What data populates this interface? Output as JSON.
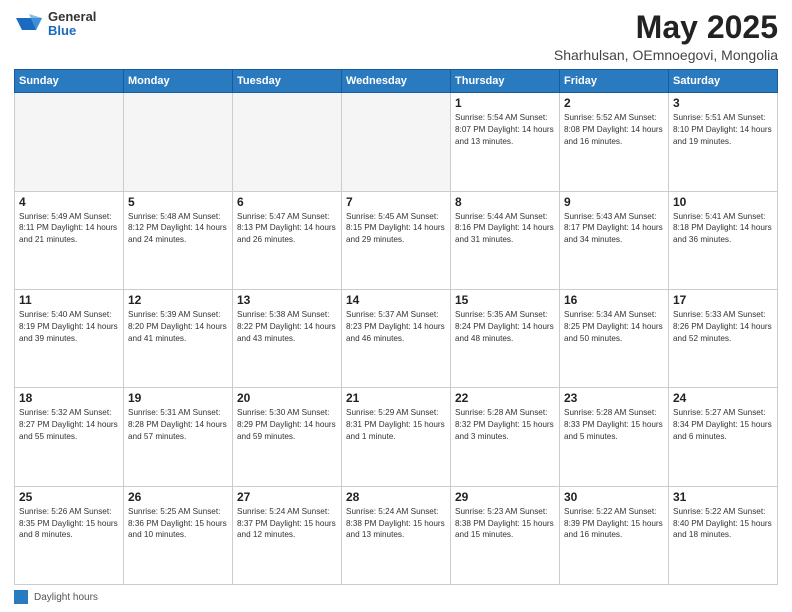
{
  "logo": {
    "general": "General",
    "blue": "Blue"
  },
  "title": "May 2025",
  "subtitle": "Sharhulsan, OEmnoegovi, Mongolia",
  "days_header": [
    "Sunday",
    "Monday",
    "Tuesday",
    "Wednesday",
    "Thursday",
    "Friday",
    "Saturday"
  ],
  "weeks": [
    [
      {
        "day": "",
        "info": ""
      },
      {
        "day": "",
        "info": ""
      },
      {
        "day": "",
        "info": ""
      },
      {
        "day": "",
        "info": ""
      },
      {
        "day": "1",
        "info": "Sunrise: 5:54 AM\nSunset: 8:07 PM\nDaylight: 14 hours\nand 13 minutes."
      },
      {
        "day": "2",
        "info": "Sunrise: 5:52 AM\nSunset: 8:08 PM\nDaylight: 14 hours\nand 16 minutes."
      },
      {
        "day": "3",
        "info": "Sunrise: 5:51 AM\nSunset: 8:10 PM\nDaylight: 14 hours\nand 19 minutes."
      }
    ],
    [
      {
        "day": "4",
        "info": "Sunrise: 5:49 AM\nSunset: 8:11 PM\nDaylight: 14 hours\nand 21 minutes."
      },
      {
        "day": "5",
        "info": "Sunrise: 5:48 AM\nSunset: 8:12 PM\nDaylight: 14 hours\nand 24 minutes."
      },
      {
        "day": "6",
        "info": "Sunrise: 5:47 AM\nSunset: 8:13 PM\nDaylight: 14 hours\nand 26 minutes."
      },
      {
        "day": "7",
        "info": "Sunrise: 5:45 AM\nSunset: 8:15 PM\nDaylight: 14 hours\nand 29 minutes."
      },
      {
        "day": "8",
        "info": "Sunrise: 5:44 AM\nSunset: 8:16 PM\nDaylight: 14 hours\nand 31 minutes."
      },
      {
        "day": "9",
        "info": "Sunrise: 5:43 AM\nSunset: 8:17 PM\nDaylight: 14 hours\nand 34 minutes."
      },
      {
        "day": "10",
        "info": "Sunrise: 5:41 AM\nSunset: 8:18 PM\nDaylight: 14 hours\nand 36 minutes."
      }
    ],
    [
      {
        "day": "11",
        "info": "Sunrise: 5:40 AM\nSunset: 8:19 PM\nDaylight: 14 hours\nand 39 minutes."
      },
      {
        "day": "12",
        "info": "Sunrise: 5:39 AM\nSunset: 8:20 PM\nDaylight: 14 hours\nand 41 minutes."
      },
      {
        "day": "13",
        "info": "Sunrise: 5:38 AM\nSunset: 8:22 PM\nDaylight: 14 hours\nand 43 minutes."
      },
      {
        "day": "14",
        "info": "Sunrise: 5:37 AM\nSunset: 8:23 PM\nDaylight: 14 hours\nand 46 minutes."
      },
      {
        "day": "15",
        "info": "Sunrise: 5:35 AM\nSunset: 8:24 PM\nDaylight: 14 hours\nand 48 minutes."
      },
      {
        "day": "16",
        "info": "Sunrise: 5:34 AM\nSunset: 8:25 PM\nDaylight: 14 hours\nand 50 minutes."
      },
      {
        "day": "17",
        "info": "Sunrise: 5:33 AM\nSunset: 8:26 PM\nDaylight: 14 hours\nand 52 minutes."
      }
    ],
    [
      {
        "day": "18",
        "info": "Sunrise: 5:32 AM\nSunset: 8:27 PM\nDaylight: 14 hours\nand 55 minutes."
      },
      {
        "day": "19",
        "info": "Sunrise: 5:31 AM\nSunset: 8:28 PM\nDaylight: 14 hours\nand 57 minutes."
      },
      {
        "day": "20",
        "info": "Sunrise: 5:30 AM\nSunset: 8:29 PM\nDaylight: 14 hours\nand 59 minutes."
      },
      {
        "day": "21",
        "info": "Sunrise: 5:29 AM\nSunset: 8:31 PM\nDaylight: 15 hours\nand 1 minute."
      },
      {
        "day": "22",
        "info": "Sunrise: 5:28 AM\nSunset: 8:32 PM\nDaylight: 15 hours\nand 3 minutes."
      },
      {
        "day": "23",
        "info": "Sunrise: 5:28 AM\nSunset: 8:33 PM\nDaylight: 15 hours\nand 5 minutes."
      },
      {
        "day": "24",
        "info": "Sunrise: 5:27 AM\nSunset: 8:34 PM\nDaylight: 15 hours\nand 6 minutes."
      }
    ],
    [
      {
        "day": "25",
        "info": "Sunrise: 5:26 AM\nSunset: 8:35 PM\nDaylight: 15 hours\nand 8 minutes."
      },
      {
        "day": "26",
        "info": "Sunrise: 5:25 AM\nSunset: 8:36 PM\nDaylight: 15 hours\nand 10 minutes."
      },
      {
        "day": "27",
        "info": "Sunrise: 5:24 AM\nSunset: 8:37 PM\nDaylight: 15 hours\nand 12 minutes."
      },
      {
        "day": "28",
        "info": "Sunrise: 5:24 AM\nSunset: 8:38 PM\nDaylight: 15 hours\nand 13 minutes."
      },
      {
        "day": "29",
        "info": "Sunrise: 5:23 AM\nSunset: 8:38 PM\nDaylight: 15 hours\nand 15 minutes."
      },
      {
        "day": "30",
        "info": "Sunrise: 5:22 AM\nSunset: 8:39 PM\nDaylight: 15 hours\nand 16 minutes."
      },
      {
        "day": "31",
        "info": "Sunrise: 5:22 AM\nSunset: 8:40 PM\nDaylight: 15 hours\nand 18 minutes."
      }
    ]
  ],
  "footer": {
    "legend_label": "Daylight hours"
  }
}
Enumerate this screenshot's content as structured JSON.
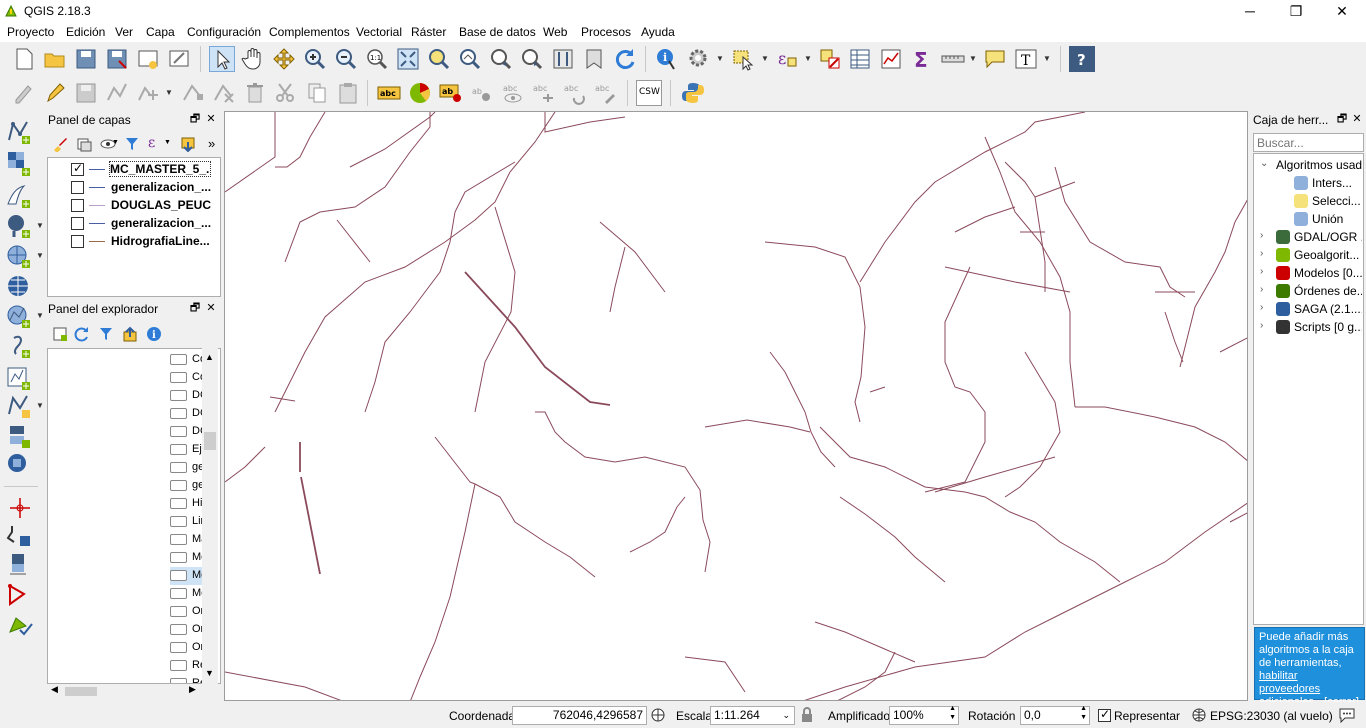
{
  "window": {
    "title": "QGIS 2.18.3"
  },
  "menu": [
    "Proyecto",
    "Edición",
    "Ver",
    "Capa",
    "Configuración",
    "Complementos",
    "Vectorial",
    "Ráster",
    "Base de datos",
    "Web",
    "Procesos",
    "Ayuda"
  ],
  "layers_panel": {
    "title": "Panel de capas",
    "layers": [
      {
        "name": "MC_MASTER_5_...",
        "checked": true,
        "selected": true
      },
      {
        "name": "generalizacion_...",
        "checked": false
      },
      {
        "name": "DOUGLAS_PEUC...",
        "checked": false
      },
      {
        "name": "generalizacion_...",
        "checked": false
      },
      {
        "name": "HidrografiaLine...",
        "checked": false
      }
    ]
  },
  "browser_panel": {
    "title": "Panel del explorador",
    "items": [
      "Co",
      "Co",
      "DC",
      "DC",
      "DC",
      "Ej",
      "ge",
      "ge",
      "Hi",
      "Lin",
      "Ma",
      "Mc",
      "Mc",
      "Mc",
      "Or",
      "Or",
      "Or",
      "Re",
      "Re"
    ]
  },
  "toolbox": {
    "title": "Caja de herr...",
    "search_placeholder": "Buscar...",
    "tree": [
      {
        "label": "Algoritmos usad...",
        "expanded": true,
        "level": 0
      },
      {
        "label": "Inters...",
        "level": 1
      },
      {
        "label": "Selecci...",
        "level": 1
      },
      {
        "label": "Unión",
        "level": 1
      },
      {
        "label": "GDAL/OGR ...",
        "level": 0
      },
      {
        "label": "Geoalgorit...",
        "level": 0
      },
      {
        "label": "Modelos [0...",
        "level": 0
      },
      {
        "label": "Órdenes de...",
        "level": 0
      },
      {
        "label": "SAGA (2.1....",
        "level": 0
      },
      {
        "label": "Scripts [0 g...",
        "level": 0
      }
    ],
    "info": {
      "text": "Puede añadir más algoritmos a la caja de herramientas,",
      "link": "habilitar proveedores adicionales.",
      "close": "[cerrar]"
    }
  },
  "statusbar": {
    "coord_label": "Coordenada",
    "coord_value": "762046,4296587",
    "scale_label": "Escala",
    "scale_value": "1:11.264",
    "magnifier_label": "Amplificador",
    "magnifier_value": "100%",
    "rotation_label": "Rotación",
    "rotation_value": "0,0",
    "render_label": "Representar",
    "render_checked": true,
    "crs": "EPSG:23030 (al vuelo)"
  },
  "toolbar": {
    "csw_label": "CSW"
  },
  "colors": {
    "line": "#8b4a5c",
    "accent": "#1e90dc"
  }
}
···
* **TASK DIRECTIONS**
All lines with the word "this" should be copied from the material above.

* **RESPONSE TO THE EXERCISE**
What data populates this interface? Output as JSON.
Enumerate this screenshot's content as structured JSON.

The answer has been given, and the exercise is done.